● What the task asks: Repeat the entries below exactly. Drop the pictures.

● Data about app and page elements:
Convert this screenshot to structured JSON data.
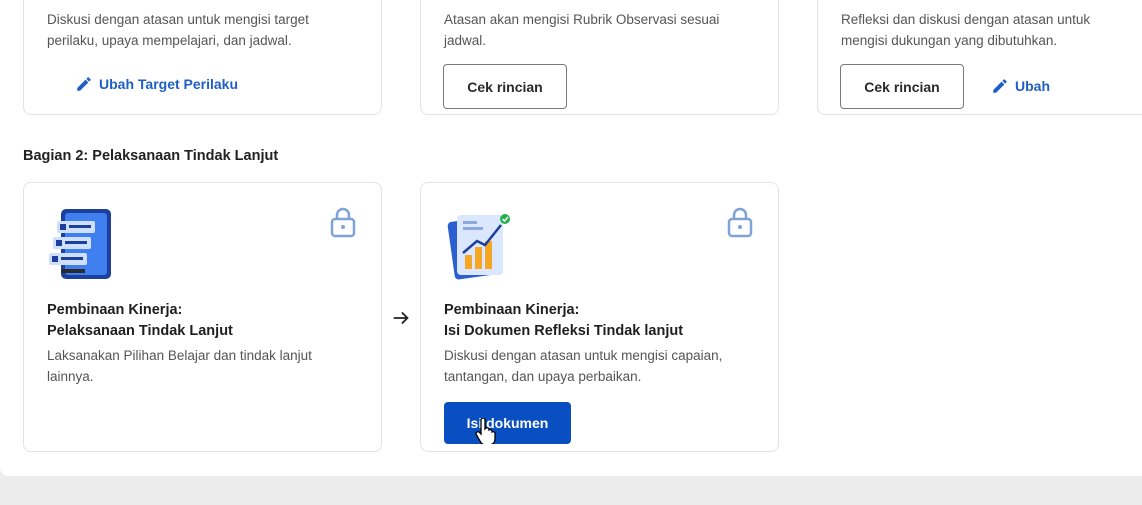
{
  "top_cards": [
    {
      "desc_line1": "Diskusi dengan atasan untuk mengisi target",
      "desc_line2": "perilaku, upaya mempelajari, dan jadwal.",
      "link_label": "Ubah Target Perilaku"
    },
    {
      "desc_line1": "Atasan akan mengisi Rubrik Observasi sesuai",
      "desc_line2": "jadwal.",
      "button_label": "Cek rincian"
    },
    {
      "desc_line1": "Refleksi dan diskusi dengan atasan untuk",
      "desc_line2": "mengisi dukungan yang dibutuhkan.",
      "button_label": "Cek rincian",
      "link_label": "Ubah"
    }
  ],
  "section2": {
    "title": "Bagian 2: Pelaksanaan Tindak Lanjut",
    "cards": [
      {
        "title_line1": "Pembinaan Kinerja:",
        "title_line2": "Pelaksanaan Tindak Lanjut",
        "desc_line1": "Laksanakan Pilihan Belajar dan tindak lanjut",
        "desc_line2": "lainnya.",
        "icon": "lock-icon"
      },
      {
        "title_line1": "Pembinaan Kinerja:",
        "title_line2": "Isi Dokumen Refleksi Tindak lanjut",
        "desc_line1": "Diskusi dengan atasan untuk mengisi capaian,",
        "desc_line2": "tantangan, dan upaya perbaikan.",
        "button_label": "Isi dokumen",
        "icon": "lock-icon"
      }
    ]
  },
  "colors": {
    "primary": "#0a4fc2",
    "link": "#1f5fc4",
    "lock": "#7fa3d9"
  }
}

● Answer section:
Convert this screenshot to structured JSON data.
{
  "top_cards": [
    {
      "desc_line1": "Diskusi dengan atasan untuk mengisi target",
      "desc_line2": "perilaku, upaya mempelajari, dan jadwal.",
      "link_label": "Ubah Target Perilaku"
    },
    {
      "desc_line1": "Atasan akan mengisi Rubrik Observasi sesuai",
      "desc_line2": "jadwal.",
      "button_label": "Cek rincian"
    },
    {
      "desc_line1": "Refleksi dan diskusi dengan atasan untuk",
      "desc_line2": "mengisi dukungan yang dibutuhkan.",
      "button_label": "Cek rincian",
      "link_label": "Ubah"
    }
  ],
  "section2": {
    "title": "Bagian 2: Pelaksanaan Tindak Lanjut",
    "cards": [
      {
        "title_line1": "Pembinaan Kinerja:",
        "title_line2": "Pelaksanaan Tindak Lanjut",
        "desc_line1": "Laksanakan Pilihan Belajar dan tindak lanjut",
        "desc_line2": "lainnya.",
        "icon": "lock-icon"
      },
      {
        "title_line1": "Pembinaan Kinerja:",
        "title_line2": "Isi Dokumen Refleksi Tindak lanjut",
        "desc_line1": "Diskusi dengan atasan untuk mengisi capaian,",
        "desc_line2": "tantangan, dan upaya perbaikan.",
        "button_label": "Isi dokumen",
        "icon": "lock-icon"
      }
    ]
  },
  "colors": {
    "primary": "#0a4fc2",
    "link": "#1f5fc4",
    "lock": "#7fa3d9"
  }
}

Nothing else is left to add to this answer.